_TASK DIRECTIONS_
Every line of the records that holds the word "text" should be copied.

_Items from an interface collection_
· · · · ·

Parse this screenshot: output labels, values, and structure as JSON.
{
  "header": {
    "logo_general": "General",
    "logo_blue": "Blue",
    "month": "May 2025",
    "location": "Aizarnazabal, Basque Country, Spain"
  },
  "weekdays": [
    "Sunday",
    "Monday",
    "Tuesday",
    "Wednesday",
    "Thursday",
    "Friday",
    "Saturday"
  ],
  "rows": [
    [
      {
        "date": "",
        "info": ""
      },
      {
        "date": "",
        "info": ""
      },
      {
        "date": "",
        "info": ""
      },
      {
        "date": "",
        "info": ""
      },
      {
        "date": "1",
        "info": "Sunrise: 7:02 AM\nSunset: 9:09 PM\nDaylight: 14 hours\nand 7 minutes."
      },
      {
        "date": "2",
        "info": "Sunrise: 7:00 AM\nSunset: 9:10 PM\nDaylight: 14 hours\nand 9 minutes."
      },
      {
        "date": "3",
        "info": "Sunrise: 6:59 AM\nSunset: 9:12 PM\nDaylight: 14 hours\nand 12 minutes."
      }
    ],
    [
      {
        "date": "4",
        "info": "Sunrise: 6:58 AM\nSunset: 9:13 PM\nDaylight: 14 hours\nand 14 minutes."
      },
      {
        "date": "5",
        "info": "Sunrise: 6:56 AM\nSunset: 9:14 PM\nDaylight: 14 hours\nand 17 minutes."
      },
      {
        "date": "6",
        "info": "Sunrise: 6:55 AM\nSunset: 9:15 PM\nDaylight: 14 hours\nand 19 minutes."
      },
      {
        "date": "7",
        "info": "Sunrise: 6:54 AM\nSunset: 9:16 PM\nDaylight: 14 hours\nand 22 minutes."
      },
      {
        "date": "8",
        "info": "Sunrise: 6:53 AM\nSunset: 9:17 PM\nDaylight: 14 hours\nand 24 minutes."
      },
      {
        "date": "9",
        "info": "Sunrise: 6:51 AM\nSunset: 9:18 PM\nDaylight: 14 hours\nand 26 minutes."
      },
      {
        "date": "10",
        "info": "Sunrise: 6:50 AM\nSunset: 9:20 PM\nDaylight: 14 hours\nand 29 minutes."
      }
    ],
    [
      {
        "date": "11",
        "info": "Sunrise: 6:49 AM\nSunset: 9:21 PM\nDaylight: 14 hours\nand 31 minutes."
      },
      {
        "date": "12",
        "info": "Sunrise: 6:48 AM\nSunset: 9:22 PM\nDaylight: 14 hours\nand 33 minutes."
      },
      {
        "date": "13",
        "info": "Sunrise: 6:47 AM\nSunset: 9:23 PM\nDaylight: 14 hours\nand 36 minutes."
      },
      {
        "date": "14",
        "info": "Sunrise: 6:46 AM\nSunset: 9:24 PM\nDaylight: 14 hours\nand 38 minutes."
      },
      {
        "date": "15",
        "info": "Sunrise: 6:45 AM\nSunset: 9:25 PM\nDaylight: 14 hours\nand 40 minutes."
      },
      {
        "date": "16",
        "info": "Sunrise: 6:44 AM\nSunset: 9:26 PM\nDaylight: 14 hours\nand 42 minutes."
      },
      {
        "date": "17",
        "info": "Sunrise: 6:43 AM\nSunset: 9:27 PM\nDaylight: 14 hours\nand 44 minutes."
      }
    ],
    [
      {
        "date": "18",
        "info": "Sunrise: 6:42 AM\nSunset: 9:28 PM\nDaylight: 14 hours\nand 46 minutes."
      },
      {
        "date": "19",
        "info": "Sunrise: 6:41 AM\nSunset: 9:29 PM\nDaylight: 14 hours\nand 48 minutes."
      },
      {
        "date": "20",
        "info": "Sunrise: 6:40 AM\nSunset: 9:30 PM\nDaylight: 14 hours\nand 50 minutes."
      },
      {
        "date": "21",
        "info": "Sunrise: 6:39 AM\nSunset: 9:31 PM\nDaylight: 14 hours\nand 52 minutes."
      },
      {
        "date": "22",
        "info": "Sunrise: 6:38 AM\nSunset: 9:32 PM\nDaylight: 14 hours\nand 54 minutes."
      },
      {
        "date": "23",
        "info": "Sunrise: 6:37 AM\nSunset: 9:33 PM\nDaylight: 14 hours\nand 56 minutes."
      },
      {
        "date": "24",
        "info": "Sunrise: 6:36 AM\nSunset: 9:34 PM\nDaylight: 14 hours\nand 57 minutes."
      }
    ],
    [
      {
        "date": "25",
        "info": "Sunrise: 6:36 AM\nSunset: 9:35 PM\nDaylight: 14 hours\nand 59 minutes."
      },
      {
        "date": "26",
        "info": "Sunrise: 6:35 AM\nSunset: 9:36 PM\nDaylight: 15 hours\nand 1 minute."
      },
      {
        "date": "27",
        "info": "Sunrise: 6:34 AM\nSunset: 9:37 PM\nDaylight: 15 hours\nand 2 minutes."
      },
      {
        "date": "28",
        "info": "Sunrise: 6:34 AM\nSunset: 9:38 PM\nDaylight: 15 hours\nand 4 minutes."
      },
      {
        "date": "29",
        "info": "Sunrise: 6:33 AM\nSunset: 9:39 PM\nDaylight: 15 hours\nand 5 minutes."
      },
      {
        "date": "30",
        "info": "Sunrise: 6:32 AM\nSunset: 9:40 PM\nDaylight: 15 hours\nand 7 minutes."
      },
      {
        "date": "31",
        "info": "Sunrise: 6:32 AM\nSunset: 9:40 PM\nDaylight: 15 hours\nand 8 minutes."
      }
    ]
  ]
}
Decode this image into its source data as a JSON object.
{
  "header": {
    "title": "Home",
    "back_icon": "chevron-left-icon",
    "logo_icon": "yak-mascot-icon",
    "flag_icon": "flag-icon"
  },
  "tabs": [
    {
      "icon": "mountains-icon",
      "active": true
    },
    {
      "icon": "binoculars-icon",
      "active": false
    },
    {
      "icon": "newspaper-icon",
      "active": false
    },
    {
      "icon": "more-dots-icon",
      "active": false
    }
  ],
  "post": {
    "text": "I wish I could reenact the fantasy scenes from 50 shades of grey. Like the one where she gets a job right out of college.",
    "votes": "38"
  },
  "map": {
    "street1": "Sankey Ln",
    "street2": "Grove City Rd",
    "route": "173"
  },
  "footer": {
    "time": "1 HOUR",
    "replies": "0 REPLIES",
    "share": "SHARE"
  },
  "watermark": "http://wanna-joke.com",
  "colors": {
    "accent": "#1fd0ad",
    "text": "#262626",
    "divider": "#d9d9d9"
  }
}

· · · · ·

_RESPONSE TO THIS TASK_
    "text": "I wish I could reenact the fantasy scenes from 50 shades of grey. Like the one where she gets a job right out of college.",
    "text": "#262626",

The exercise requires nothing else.